Diptych: two paintings of 90 cm x 110 cm, mixed media on canvas, 2009

Seeping through the opacity of the diptych’s canvases, almost imperceptibly, the faces of two great flight pioneers: German First World War hero Manfred von Richthofen, AKA The Red Baron, and Charles Lindbergh, who manned the first solo non-stop flight across the Atlantic in 1927.

Fly Lesson

The portraits of the two airmen were taken from the emulsions of large format photocopies. They were first rubbed with charcoal and graphite, then matted with sand, glue, chalk and pigments. The faces were then “dirtied” by adding various marks and graphics, which are actually either studies in aerodynamics or directions for how to make a paper airplane. There is also a diagonal stick of red across the figure of Lindbergh, shattering the dominion of cold colours.

Matter and memory
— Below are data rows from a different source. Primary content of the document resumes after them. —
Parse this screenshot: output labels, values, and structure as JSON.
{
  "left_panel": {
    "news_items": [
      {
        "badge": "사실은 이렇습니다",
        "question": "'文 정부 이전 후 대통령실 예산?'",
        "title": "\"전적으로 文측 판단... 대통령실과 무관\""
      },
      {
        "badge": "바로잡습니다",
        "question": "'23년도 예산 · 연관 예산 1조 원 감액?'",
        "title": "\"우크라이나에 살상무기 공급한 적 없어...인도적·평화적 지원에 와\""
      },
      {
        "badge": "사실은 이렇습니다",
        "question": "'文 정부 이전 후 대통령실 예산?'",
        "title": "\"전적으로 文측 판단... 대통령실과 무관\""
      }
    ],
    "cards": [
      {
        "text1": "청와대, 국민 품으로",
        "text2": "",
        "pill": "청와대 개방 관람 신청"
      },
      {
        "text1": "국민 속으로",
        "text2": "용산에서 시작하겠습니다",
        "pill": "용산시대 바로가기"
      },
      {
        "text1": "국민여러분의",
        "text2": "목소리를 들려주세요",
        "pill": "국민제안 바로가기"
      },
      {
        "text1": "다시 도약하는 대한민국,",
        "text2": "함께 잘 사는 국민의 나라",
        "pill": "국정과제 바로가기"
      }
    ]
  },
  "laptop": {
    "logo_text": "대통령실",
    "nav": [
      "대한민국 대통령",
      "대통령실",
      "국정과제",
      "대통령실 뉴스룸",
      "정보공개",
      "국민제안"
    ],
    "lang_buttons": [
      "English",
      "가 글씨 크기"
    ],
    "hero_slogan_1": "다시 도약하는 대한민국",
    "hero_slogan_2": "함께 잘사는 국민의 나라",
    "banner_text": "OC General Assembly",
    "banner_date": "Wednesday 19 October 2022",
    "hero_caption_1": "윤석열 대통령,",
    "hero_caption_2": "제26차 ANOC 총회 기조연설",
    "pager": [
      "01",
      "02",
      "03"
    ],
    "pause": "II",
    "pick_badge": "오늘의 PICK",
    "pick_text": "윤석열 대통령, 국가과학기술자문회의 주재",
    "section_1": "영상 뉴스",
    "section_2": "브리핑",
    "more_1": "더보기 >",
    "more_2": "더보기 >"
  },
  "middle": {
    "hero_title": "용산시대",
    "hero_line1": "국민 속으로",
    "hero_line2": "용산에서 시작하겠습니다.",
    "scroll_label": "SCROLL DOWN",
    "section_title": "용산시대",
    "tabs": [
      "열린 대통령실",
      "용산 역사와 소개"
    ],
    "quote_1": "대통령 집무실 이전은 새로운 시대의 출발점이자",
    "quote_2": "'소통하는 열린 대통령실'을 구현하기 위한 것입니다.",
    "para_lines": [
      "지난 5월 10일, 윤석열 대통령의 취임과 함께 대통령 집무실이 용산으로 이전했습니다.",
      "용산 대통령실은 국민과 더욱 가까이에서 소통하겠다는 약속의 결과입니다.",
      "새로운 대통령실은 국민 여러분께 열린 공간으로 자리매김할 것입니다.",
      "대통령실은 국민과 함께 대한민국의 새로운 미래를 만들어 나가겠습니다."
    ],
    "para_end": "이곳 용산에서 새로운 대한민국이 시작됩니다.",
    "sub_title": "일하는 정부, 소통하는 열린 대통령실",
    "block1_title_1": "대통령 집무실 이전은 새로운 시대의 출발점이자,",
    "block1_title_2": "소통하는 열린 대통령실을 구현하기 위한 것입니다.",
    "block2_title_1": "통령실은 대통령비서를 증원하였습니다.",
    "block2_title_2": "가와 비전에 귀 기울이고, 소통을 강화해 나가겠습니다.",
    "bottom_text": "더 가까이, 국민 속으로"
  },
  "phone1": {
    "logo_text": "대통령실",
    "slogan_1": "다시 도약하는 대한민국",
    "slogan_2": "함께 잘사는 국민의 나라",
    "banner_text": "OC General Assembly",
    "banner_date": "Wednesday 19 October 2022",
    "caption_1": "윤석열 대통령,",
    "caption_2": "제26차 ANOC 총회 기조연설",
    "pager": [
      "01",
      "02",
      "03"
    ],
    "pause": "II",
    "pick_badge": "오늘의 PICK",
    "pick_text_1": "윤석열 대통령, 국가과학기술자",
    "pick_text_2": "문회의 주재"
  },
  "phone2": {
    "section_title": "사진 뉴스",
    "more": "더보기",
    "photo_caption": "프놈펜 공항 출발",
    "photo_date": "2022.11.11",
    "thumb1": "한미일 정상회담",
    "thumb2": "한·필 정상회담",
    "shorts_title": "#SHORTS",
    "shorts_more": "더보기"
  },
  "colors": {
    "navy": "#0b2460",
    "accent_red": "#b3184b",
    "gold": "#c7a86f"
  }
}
This diptych seems informed by an upward impulse which is not, however, deployed towards the sky. The longing for elevation begins outside the canvas, with the exploits of the pioneers, and leads the viewer slowly to the bottom of a memory, suspended in time, almost mythological, offering an understanding of a sublime reality, which has its own life, and is accessed via the ambiguous gaze of the Red Baron and Lindbergh. In the background of the image, far away, the two airmen wait for someone to notice them and seek out their company, so that their absence may be shared.


These same-sized paintings are designed to be exhibited as if they were reflections of one another. The diptych invites the two main characters to dialogue in silence. It is a game that references different but similar memories, in which the concept of the flight takes on the predominant meaning of a separation from overwhelming gravity. Thus, the marks and symbols on the canvases fail in their attempts to force the pioneers to tie geometry to the immanent.